Excerpted records section start

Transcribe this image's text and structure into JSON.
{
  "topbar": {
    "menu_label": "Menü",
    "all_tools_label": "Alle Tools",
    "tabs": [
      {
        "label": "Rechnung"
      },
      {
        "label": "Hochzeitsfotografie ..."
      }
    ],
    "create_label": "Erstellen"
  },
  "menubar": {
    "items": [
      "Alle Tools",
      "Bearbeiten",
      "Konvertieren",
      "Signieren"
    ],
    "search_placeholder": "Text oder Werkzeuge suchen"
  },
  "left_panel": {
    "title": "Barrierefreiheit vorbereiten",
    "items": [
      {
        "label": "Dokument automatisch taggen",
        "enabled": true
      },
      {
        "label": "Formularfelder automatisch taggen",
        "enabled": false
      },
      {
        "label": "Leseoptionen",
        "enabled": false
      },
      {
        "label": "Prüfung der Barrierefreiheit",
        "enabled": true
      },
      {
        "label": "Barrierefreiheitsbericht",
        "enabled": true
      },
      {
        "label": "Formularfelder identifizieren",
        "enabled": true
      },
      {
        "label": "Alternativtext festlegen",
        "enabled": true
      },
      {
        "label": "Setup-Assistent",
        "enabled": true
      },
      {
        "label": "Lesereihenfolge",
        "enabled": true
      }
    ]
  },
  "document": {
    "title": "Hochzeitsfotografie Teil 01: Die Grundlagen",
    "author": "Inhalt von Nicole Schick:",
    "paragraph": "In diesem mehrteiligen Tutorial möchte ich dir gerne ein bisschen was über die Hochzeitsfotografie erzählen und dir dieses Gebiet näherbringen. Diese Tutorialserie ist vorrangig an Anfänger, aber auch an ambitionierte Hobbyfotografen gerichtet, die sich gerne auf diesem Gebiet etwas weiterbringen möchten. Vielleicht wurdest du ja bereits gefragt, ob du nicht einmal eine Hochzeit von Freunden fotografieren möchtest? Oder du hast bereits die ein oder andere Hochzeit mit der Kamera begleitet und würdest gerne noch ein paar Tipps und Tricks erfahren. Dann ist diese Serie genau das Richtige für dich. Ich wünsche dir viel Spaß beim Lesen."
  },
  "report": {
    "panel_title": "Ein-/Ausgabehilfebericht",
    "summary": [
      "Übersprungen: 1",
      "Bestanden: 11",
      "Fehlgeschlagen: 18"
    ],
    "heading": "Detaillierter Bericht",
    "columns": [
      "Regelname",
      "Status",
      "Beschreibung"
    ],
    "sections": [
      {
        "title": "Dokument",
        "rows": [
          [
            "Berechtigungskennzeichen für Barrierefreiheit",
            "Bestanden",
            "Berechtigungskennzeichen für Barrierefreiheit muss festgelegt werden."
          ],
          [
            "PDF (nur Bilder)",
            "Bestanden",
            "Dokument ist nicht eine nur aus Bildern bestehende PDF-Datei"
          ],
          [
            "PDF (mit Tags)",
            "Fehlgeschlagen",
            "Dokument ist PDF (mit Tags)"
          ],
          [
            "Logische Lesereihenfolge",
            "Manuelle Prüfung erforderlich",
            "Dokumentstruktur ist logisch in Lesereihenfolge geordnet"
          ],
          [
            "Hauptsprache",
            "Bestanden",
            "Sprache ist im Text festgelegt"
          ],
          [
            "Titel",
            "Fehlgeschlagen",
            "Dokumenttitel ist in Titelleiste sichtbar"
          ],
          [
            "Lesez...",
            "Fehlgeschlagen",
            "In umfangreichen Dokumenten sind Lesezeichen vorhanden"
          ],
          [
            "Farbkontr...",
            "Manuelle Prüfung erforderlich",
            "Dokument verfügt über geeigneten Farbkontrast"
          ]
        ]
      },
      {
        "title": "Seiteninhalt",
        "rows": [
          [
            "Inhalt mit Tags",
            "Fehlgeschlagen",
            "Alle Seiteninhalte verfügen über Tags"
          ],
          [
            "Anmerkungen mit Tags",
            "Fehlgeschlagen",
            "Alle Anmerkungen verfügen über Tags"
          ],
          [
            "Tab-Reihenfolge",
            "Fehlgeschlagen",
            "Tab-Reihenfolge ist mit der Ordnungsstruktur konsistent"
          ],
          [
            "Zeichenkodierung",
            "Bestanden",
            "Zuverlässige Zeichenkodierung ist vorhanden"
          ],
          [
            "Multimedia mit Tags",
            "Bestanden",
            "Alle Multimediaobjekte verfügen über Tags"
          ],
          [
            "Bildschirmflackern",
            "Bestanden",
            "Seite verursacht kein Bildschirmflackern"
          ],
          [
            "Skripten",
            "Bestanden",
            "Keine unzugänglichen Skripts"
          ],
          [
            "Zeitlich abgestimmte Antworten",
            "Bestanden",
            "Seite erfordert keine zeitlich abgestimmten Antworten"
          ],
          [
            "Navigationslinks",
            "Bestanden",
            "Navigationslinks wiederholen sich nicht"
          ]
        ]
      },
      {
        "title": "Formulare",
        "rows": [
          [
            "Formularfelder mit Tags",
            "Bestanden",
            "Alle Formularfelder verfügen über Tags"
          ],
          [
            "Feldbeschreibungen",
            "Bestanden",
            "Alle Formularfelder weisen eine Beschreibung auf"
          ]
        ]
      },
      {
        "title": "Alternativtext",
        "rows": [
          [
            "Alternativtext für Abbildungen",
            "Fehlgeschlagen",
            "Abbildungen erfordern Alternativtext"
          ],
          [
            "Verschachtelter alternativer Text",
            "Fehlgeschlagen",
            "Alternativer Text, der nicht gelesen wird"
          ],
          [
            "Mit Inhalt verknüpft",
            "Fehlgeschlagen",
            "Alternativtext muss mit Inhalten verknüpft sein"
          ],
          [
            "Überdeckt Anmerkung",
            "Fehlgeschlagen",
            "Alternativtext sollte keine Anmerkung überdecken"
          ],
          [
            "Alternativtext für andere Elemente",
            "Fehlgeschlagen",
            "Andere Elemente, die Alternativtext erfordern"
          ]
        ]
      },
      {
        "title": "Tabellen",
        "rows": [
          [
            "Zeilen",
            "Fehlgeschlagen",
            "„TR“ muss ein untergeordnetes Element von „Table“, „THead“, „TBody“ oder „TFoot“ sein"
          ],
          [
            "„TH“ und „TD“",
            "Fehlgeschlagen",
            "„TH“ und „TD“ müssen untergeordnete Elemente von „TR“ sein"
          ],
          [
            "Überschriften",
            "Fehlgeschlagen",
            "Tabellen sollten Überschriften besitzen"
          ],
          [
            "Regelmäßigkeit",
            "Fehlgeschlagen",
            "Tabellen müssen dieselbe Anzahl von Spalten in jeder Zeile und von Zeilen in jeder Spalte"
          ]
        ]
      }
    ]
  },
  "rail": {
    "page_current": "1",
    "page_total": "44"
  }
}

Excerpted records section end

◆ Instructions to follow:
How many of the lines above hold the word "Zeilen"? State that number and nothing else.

◆ Response area:
2